[WHAT YOU NEED TO DO]:
Look through the listing below, and wherever a line has the string "JSON", pull it out.

[RECORDED DATA]:

---*---

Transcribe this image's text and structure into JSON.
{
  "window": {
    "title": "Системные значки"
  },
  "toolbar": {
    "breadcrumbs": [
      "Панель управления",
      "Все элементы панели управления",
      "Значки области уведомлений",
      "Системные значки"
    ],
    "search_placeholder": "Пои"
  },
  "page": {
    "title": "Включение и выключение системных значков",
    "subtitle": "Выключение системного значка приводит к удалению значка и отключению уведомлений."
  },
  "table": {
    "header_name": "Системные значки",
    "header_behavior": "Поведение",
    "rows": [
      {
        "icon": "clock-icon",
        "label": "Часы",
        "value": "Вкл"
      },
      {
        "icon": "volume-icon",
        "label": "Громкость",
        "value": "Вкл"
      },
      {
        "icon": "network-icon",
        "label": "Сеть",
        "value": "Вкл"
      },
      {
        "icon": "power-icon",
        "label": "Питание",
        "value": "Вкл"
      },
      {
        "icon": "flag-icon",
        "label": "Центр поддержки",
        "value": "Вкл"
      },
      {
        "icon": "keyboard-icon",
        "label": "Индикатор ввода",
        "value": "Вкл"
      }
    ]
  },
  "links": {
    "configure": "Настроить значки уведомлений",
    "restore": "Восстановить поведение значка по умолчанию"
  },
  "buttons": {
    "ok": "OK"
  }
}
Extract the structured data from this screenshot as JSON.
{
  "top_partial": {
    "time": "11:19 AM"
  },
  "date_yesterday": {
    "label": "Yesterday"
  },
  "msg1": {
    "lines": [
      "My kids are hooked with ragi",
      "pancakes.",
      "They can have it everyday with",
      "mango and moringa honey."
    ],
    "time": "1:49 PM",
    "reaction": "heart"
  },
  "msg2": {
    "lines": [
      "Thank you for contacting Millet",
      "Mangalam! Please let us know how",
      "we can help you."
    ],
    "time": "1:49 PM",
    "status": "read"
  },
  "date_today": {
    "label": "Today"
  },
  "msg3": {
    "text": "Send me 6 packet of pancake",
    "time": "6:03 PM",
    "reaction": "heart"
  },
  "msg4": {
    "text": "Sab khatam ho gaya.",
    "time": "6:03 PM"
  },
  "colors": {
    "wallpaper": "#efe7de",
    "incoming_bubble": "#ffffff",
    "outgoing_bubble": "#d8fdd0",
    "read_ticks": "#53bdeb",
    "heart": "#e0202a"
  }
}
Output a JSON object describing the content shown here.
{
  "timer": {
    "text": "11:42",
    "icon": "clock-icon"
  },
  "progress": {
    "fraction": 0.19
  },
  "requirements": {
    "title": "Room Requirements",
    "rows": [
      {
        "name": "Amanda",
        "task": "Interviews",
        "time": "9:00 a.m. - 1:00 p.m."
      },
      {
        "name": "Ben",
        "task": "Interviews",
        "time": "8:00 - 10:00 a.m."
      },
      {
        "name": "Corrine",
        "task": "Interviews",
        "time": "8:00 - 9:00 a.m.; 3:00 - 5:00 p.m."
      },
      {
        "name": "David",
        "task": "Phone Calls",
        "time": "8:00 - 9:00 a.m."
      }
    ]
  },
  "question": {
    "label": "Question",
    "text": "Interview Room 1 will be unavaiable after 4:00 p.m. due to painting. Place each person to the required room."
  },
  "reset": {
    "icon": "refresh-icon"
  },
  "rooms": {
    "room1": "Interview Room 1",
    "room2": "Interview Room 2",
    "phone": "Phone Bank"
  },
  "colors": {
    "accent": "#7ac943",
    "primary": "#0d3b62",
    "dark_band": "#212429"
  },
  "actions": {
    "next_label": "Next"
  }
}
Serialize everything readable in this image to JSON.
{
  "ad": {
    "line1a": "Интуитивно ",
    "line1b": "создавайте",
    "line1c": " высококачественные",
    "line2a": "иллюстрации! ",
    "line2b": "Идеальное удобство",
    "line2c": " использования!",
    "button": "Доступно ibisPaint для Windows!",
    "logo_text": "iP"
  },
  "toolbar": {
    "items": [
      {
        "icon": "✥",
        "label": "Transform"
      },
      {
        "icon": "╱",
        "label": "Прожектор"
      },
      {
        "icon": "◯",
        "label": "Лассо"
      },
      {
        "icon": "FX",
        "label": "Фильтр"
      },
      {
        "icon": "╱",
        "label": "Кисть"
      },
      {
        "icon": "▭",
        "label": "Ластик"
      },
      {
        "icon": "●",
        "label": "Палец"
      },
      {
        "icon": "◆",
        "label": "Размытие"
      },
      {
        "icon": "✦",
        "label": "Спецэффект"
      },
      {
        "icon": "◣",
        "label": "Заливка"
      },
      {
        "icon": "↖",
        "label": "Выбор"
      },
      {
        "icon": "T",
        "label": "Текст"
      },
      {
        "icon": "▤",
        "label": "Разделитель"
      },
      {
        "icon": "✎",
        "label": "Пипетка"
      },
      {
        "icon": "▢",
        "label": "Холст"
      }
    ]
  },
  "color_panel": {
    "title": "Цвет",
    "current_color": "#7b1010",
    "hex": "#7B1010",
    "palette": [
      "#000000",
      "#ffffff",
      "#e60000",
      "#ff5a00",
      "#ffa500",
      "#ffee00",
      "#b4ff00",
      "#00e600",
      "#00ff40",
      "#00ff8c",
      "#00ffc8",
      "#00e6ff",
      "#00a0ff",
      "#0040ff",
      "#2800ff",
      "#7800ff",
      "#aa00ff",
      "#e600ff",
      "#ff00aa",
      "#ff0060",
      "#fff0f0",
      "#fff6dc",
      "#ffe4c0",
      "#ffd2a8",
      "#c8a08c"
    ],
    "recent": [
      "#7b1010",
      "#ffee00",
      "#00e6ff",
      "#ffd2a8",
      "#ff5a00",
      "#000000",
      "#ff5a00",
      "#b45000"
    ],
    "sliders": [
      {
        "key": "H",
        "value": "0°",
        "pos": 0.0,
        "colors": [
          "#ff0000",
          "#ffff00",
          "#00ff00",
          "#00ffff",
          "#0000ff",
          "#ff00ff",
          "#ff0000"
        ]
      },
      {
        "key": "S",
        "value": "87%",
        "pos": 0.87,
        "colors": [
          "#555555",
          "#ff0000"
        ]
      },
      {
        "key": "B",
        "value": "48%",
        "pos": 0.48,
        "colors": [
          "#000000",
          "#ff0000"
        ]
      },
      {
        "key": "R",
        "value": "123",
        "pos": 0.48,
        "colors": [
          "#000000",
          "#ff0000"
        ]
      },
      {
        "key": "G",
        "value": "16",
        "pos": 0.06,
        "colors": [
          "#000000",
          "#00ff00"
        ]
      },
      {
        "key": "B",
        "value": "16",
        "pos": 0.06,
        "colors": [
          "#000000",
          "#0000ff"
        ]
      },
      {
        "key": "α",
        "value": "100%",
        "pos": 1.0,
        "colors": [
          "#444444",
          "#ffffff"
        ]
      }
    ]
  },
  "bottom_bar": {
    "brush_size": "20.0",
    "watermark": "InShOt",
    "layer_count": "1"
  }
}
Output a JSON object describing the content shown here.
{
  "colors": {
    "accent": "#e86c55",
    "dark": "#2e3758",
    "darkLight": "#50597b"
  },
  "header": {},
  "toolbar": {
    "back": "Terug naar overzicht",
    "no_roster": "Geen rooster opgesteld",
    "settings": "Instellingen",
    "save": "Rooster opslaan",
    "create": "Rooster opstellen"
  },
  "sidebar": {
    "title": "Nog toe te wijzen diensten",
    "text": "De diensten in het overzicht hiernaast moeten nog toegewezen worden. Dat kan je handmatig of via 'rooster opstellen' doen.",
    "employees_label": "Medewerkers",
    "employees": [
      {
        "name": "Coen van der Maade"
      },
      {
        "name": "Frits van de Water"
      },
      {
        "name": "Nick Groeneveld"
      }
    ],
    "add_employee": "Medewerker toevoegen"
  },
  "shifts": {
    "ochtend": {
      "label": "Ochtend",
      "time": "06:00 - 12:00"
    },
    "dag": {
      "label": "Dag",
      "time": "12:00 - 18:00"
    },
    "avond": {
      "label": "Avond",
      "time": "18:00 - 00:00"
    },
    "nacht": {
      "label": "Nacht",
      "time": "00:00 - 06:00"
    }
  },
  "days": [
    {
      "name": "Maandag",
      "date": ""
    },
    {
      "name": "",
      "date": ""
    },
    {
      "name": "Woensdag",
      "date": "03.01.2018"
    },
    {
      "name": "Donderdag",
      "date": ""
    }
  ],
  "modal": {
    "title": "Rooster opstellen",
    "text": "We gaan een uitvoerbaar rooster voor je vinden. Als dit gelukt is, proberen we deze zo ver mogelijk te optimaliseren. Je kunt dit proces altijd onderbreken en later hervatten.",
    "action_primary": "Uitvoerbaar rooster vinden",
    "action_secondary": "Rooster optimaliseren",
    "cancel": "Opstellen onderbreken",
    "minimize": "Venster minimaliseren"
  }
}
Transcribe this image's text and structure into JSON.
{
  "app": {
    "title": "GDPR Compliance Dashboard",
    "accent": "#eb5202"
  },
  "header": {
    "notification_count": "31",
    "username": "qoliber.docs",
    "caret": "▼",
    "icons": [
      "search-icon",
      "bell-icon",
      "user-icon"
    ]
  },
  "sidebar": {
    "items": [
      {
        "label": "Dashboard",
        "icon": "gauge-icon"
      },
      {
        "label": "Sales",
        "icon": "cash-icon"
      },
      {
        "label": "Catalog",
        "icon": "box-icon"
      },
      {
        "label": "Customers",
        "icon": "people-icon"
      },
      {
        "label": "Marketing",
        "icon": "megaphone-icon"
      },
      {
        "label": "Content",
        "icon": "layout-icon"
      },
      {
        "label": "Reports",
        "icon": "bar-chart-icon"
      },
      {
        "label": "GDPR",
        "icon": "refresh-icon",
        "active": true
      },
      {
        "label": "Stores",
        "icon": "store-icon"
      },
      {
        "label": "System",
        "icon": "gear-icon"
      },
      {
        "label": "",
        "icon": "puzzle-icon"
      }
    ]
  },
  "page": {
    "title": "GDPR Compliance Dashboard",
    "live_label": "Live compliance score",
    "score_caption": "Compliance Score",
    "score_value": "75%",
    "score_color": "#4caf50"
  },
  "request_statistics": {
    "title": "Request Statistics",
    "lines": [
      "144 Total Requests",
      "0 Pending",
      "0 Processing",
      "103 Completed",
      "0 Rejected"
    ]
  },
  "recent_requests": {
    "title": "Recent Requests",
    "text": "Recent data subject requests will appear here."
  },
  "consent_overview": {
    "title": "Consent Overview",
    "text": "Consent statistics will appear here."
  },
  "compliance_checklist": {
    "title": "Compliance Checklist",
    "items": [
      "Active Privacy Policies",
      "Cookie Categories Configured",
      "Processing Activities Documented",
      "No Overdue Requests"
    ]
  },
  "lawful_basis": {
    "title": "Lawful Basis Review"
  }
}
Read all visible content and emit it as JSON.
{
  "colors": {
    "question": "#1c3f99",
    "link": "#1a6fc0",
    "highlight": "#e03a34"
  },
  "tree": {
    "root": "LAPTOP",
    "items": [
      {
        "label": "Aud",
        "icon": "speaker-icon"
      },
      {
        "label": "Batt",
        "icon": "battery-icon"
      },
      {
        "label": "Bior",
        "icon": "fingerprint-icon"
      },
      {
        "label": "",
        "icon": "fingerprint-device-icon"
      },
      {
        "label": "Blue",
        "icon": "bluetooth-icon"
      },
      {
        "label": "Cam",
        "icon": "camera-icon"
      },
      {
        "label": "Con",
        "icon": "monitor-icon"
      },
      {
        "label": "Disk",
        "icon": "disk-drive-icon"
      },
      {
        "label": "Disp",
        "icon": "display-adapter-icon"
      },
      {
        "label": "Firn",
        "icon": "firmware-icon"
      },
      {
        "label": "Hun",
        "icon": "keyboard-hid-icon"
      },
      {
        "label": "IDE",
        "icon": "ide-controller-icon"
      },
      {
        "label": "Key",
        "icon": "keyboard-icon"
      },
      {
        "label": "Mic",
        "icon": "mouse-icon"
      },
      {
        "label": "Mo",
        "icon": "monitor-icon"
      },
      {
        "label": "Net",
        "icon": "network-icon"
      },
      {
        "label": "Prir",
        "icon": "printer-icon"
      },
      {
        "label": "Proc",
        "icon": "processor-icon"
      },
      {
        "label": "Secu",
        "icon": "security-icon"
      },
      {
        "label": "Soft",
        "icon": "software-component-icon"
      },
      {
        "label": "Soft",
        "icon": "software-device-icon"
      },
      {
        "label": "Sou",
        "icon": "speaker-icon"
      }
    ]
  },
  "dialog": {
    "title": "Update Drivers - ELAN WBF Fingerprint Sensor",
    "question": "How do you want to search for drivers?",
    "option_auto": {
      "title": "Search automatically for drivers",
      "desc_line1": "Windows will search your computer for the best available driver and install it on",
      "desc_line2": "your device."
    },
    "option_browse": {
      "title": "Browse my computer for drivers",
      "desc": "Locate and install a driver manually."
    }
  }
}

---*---

[EXERCISE RESPONSE]:
Transcribe this image's text and structure into JSON.
Extract the structured data from this screenshot as JSON.
Output a JSON object describing the content shown here.
Serialize everything readable in this image to JSON.
Output a JSON object describing the content shown here.
Transcribe this image's text and structure into JSON.
Read all visible content and emit it as JSON.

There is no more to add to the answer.